Website and app data records:
=== Begin Enclosure ===
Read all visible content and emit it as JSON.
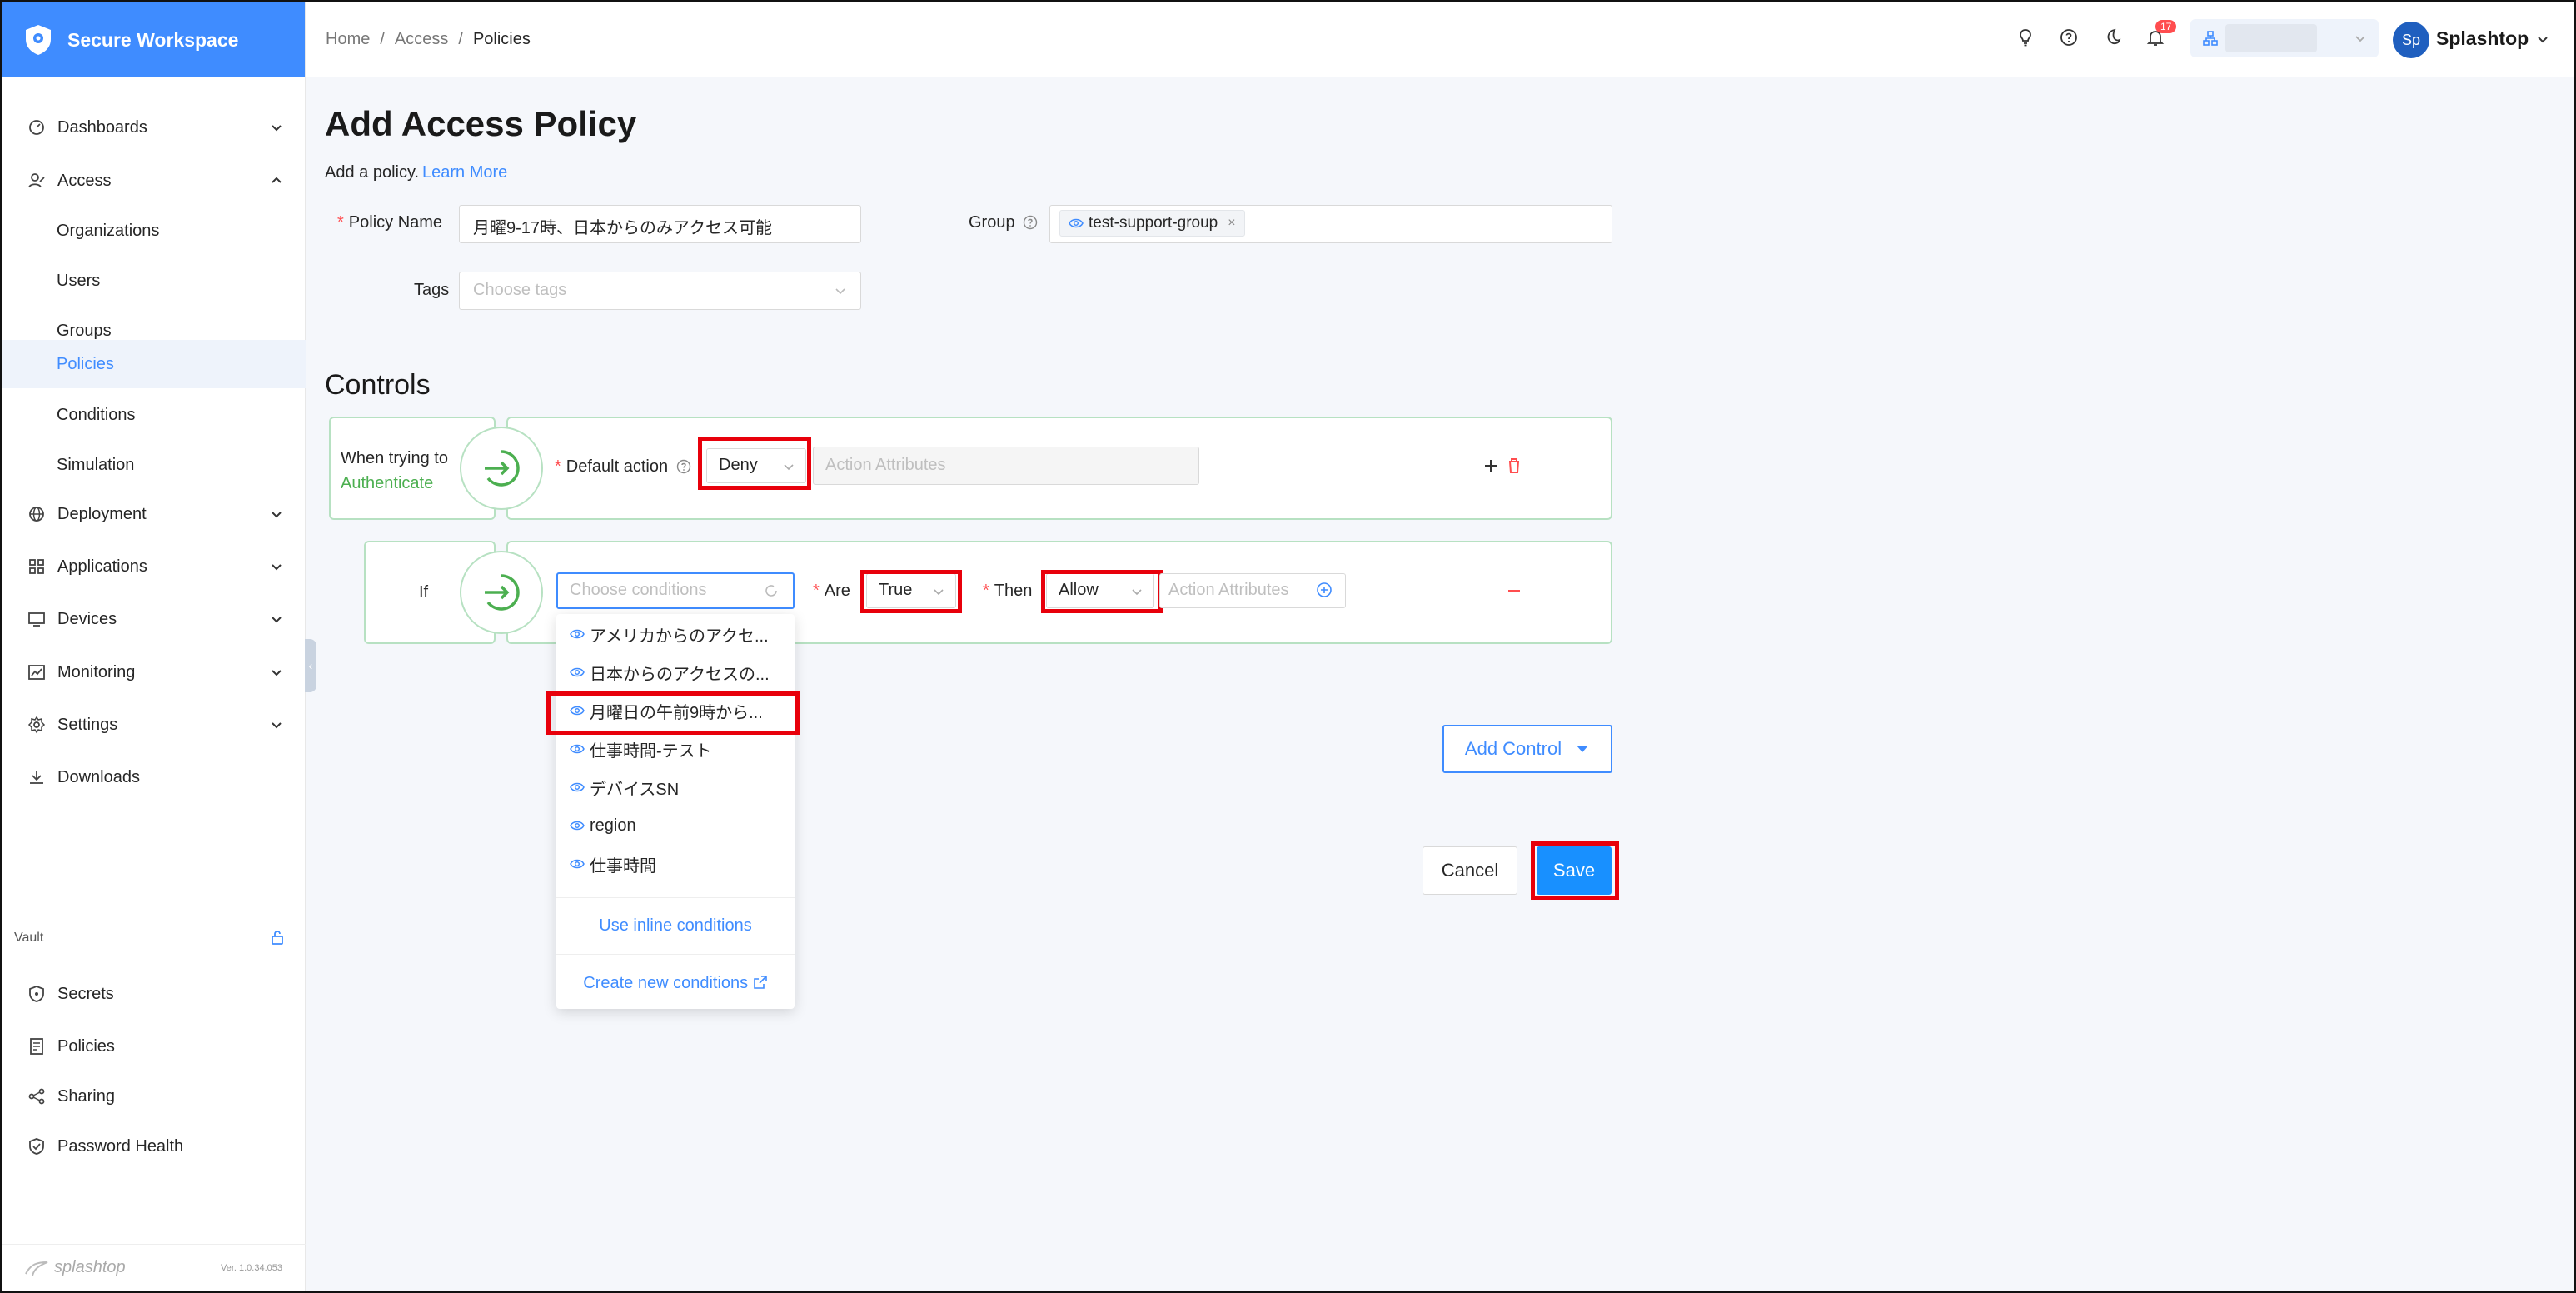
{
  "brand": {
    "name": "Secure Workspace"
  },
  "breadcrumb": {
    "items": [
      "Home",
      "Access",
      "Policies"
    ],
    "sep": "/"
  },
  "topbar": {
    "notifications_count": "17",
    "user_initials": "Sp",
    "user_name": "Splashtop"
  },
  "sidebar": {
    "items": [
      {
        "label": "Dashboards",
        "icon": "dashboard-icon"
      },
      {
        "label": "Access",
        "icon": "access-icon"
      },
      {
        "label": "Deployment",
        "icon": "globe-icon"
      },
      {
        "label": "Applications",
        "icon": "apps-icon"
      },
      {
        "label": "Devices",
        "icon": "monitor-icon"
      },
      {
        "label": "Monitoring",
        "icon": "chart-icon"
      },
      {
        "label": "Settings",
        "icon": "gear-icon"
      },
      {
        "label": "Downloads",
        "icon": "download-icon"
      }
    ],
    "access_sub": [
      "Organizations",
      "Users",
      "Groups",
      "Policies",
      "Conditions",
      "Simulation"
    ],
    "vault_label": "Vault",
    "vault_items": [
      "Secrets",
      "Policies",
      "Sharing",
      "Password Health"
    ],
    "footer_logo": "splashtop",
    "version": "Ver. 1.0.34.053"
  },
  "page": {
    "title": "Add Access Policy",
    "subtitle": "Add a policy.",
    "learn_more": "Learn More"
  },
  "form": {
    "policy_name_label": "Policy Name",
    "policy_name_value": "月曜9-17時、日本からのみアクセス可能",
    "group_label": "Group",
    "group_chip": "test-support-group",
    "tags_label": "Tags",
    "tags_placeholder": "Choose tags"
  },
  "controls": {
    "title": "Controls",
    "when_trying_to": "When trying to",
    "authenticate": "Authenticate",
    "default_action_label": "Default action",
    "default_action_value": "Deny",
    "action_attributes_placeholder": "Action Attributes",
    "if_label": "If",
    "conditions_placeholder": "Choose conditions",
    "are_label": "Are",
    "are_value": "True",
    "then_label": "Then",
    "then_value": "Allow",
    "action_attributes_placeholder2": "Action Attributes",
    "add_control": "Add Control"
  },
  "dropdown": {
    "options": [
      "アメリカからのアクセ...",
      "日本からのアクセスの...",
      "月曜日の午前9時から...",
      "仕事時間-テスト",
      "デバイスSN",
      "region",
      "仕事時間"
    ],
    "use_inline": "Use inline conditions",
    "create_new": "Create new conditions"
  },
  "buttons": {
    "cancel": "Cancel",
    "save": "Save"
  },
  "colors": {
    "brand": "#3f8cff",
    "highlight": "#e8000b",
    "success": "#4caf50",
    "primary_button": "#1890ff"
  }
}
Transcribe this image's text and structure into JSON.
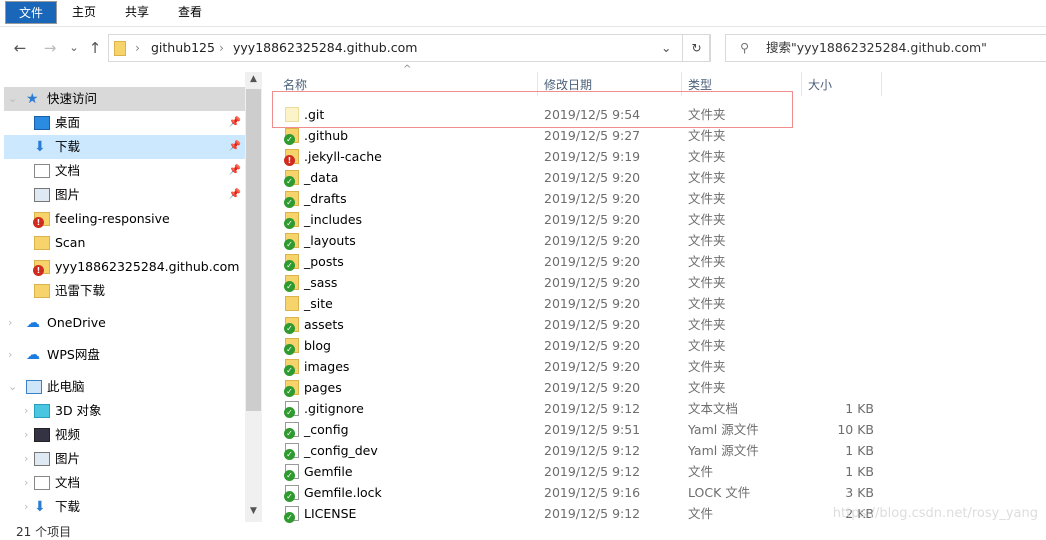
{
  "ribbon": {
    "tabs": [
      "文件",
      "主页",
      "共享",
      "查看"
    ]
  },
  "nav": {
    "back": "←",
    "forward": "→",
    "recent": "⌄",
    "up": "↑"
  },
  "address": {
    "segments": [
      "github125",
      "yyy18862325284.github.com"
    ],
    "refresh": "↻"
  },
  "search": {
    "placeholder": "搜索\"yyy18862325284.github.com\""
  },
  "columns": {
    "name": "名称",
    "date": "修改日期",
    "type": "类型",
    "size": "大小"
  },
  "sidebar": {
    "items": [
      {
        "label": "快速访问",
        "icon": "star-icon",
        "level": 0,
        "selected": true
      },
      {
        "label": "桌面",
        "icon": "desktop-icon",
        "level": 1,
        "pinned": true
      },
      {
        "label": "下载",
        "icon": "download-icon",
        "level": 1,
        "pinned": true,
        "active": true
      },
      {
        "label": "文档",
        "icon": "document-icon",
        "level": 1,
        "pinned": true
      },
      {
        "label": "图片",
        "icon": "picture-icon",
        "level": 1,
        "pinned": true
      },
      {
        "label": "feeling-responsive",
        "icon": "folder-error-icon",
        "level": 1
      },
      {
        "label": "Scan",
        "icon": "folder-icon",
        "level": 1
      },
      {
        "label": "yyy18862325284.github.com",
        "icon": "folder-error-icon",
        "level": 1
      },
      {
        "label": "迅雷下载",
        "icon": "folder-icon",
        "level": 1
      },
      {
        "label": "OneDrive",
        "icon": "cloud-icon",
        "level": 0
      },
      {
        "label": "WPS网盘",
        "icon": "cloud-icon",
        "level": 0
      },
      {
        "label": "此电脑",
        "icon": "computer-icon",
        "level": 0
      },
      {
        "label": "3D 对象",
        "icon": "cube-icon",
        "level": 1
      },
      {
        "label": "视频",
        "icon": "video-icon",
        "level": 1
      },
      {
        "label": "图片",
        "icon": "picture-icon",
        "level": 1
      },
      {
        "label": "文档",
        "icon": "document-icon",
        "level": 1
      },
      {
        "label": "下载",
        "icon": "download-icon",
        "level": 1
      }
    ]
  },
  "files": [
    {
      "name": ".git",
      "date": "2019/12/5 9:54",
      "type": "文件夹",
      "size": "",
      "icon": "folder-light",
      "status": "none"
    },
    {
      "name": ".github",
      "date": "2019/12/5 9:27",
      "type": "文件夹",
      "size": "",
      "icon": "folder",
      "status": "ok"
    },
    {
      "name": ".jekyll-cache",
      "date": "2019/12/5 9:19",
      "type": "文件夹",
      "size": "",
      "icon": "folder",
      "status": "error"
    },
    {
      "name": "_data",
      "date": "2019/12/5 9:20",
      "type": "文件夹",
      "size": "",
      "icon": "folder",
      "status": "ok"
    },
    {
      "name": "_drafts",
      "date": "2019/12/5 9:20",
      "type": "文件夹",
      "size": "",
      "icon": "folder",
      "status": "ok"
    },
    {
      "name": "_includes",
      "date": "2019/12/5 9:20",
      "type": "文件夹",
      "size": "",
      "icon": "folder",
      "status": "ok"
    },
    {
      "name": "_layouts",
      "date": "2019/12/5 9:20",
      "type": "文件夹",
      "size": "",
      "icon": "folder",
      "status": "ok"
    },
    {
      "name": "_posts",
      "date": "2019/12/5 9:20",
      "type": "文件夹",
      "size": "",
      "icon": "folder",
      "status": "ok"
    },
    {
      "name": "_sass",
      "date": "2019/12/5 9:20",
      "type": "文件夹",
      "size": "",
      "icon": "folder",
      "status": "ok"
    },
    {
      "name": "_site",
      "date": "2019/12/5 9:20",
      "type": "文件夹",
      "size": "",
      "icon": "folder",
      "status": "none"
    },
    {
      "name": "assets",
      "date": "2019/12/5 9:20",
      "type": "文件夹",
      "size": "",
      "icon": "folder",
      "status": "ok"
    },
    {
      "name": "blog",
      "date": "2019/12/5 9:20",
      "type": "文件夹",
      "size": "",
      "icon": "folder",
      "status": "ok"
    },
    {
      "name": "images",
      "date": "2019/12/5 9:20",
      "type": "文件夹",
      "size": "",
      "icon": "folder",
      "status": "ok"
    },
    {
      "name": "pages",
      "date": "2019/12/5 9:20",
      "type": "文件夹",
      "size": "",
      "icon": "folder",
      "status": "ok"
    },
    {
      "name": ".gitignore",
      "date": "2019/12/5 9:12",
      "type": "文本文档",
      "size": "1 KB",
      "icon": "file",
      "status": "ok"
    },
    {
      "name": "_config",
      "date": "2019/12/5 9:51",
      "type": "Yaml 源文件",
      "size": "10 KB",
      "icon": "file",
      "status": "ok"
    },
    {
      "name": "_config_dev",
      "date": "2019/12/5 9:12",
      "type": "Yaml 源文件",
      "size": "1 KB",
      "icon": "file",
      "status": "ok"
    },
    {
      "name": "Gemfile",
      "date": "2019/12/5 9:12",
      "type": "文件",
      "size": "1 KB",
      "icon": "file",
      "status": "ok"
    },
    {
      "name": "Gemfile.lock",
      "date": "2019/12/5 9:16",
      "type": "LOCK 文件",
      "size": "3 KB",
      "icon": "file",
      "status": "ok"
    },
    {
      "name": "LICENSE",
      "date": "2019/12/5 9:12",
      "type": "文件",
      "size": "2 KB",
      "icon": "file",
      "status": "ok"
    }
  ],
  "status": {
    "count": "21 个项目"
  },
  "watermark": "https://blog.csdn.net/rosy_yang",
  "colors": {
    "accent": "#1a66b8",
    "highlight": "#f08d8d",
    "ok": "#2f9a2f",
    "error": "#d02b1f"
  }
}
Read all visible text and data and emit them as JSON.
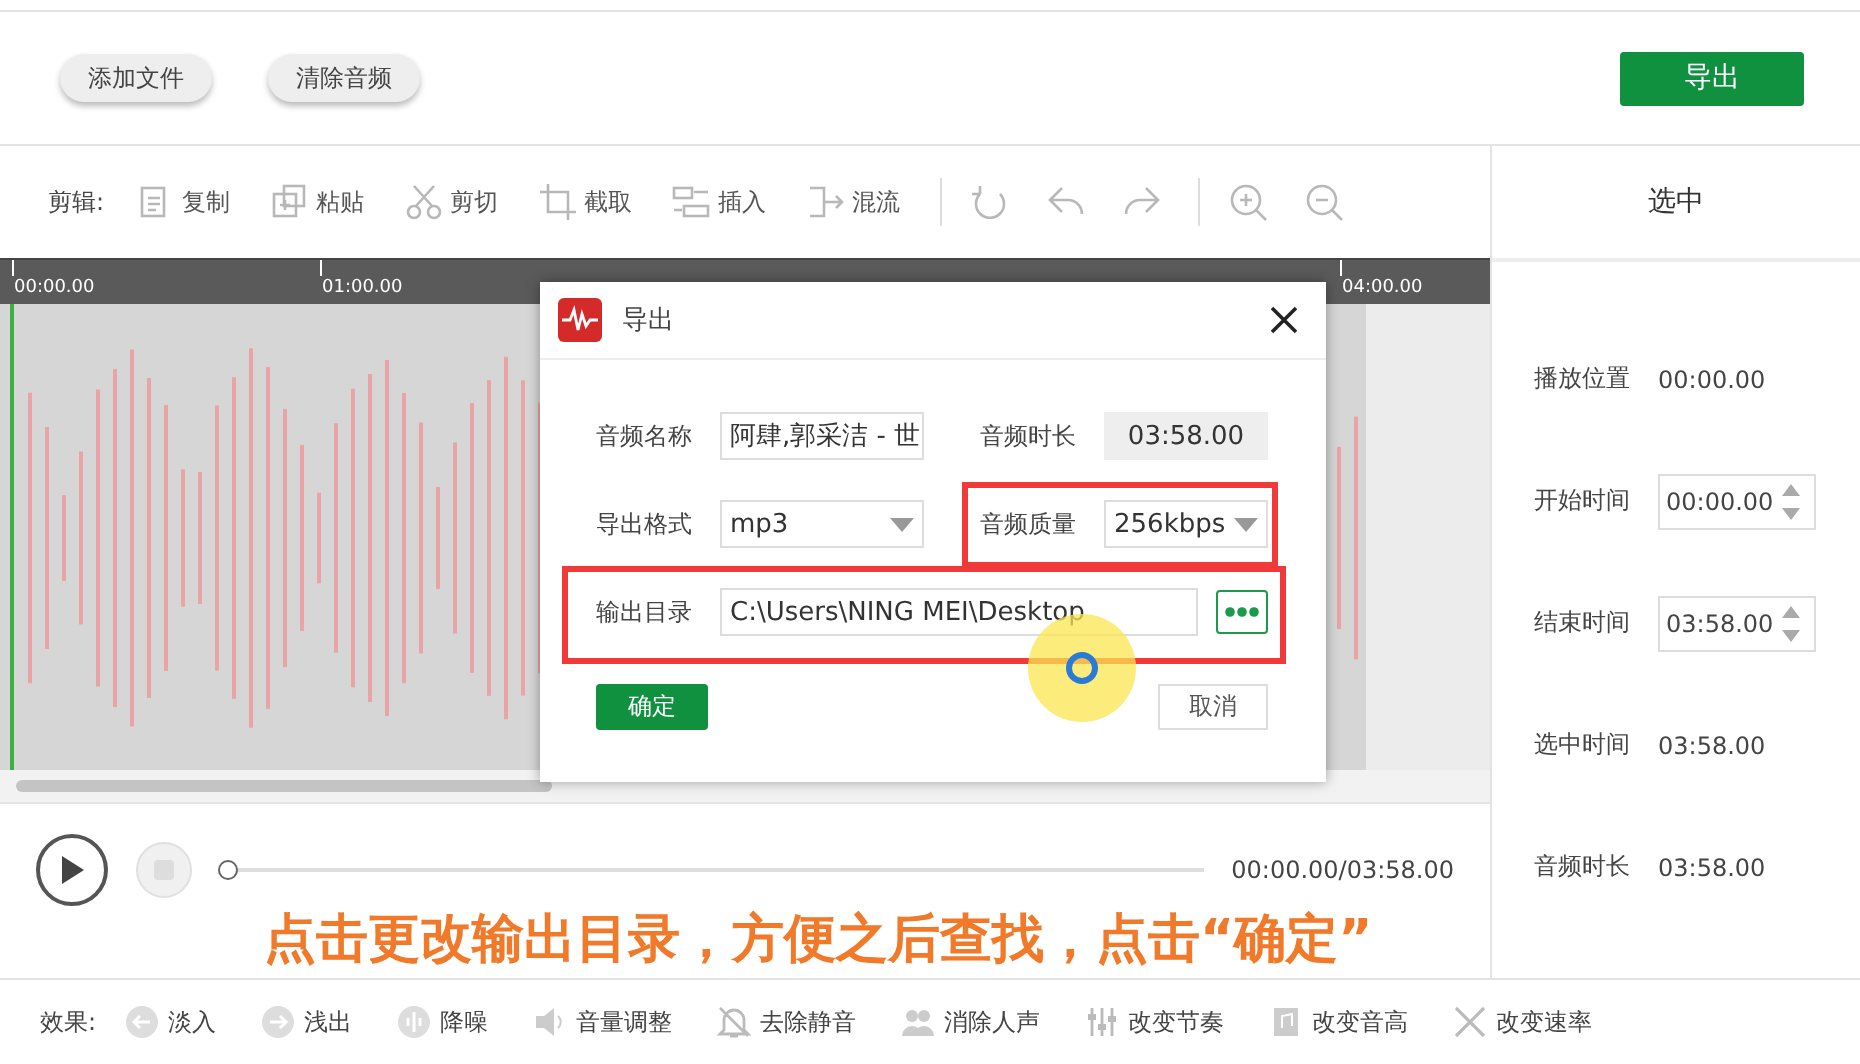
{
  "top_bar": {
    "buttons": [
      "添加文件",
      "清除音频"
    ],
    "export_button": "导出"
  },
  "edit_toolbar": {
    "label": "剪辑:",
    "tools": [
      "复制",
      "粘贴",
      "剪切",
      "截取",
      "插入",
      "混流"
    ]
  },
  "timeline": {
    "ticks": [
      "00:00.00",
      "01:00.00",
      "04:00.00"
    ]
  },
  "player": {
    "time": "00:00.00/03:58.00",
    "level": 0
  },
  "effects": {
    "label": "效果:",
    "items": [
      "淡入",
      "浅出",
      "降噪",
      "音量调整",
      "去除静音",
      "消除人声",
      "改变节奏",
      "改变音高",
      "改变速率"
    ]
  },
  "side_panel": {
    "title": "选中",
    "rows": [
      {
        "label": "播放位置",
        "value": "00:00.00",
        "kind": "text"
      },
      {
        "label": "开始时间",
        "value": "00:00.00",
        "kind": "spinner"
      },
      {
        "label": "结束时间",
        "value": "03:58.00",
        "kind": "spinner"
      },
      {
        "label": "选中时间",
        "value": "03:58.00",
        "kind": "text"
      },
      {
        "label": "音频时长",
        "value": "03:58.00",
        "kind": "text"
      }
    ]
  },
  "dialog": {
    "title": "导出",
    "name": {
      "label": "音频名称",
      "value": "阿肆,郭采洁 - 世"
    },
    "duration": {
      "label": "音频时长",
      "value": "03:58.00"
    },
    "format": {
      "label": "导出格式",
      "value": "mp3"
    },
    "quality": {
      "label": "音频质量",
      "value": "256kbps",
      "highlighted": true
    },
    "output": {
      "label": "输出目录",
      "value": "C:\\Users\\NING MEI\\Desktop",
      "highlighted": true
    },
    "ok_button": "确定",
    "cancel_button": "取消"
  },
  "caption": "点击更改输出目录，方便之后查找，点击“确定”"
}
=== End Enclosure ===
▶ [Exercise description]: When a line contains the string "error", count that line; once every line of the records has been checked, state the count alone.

▶ [Exercise output]: 4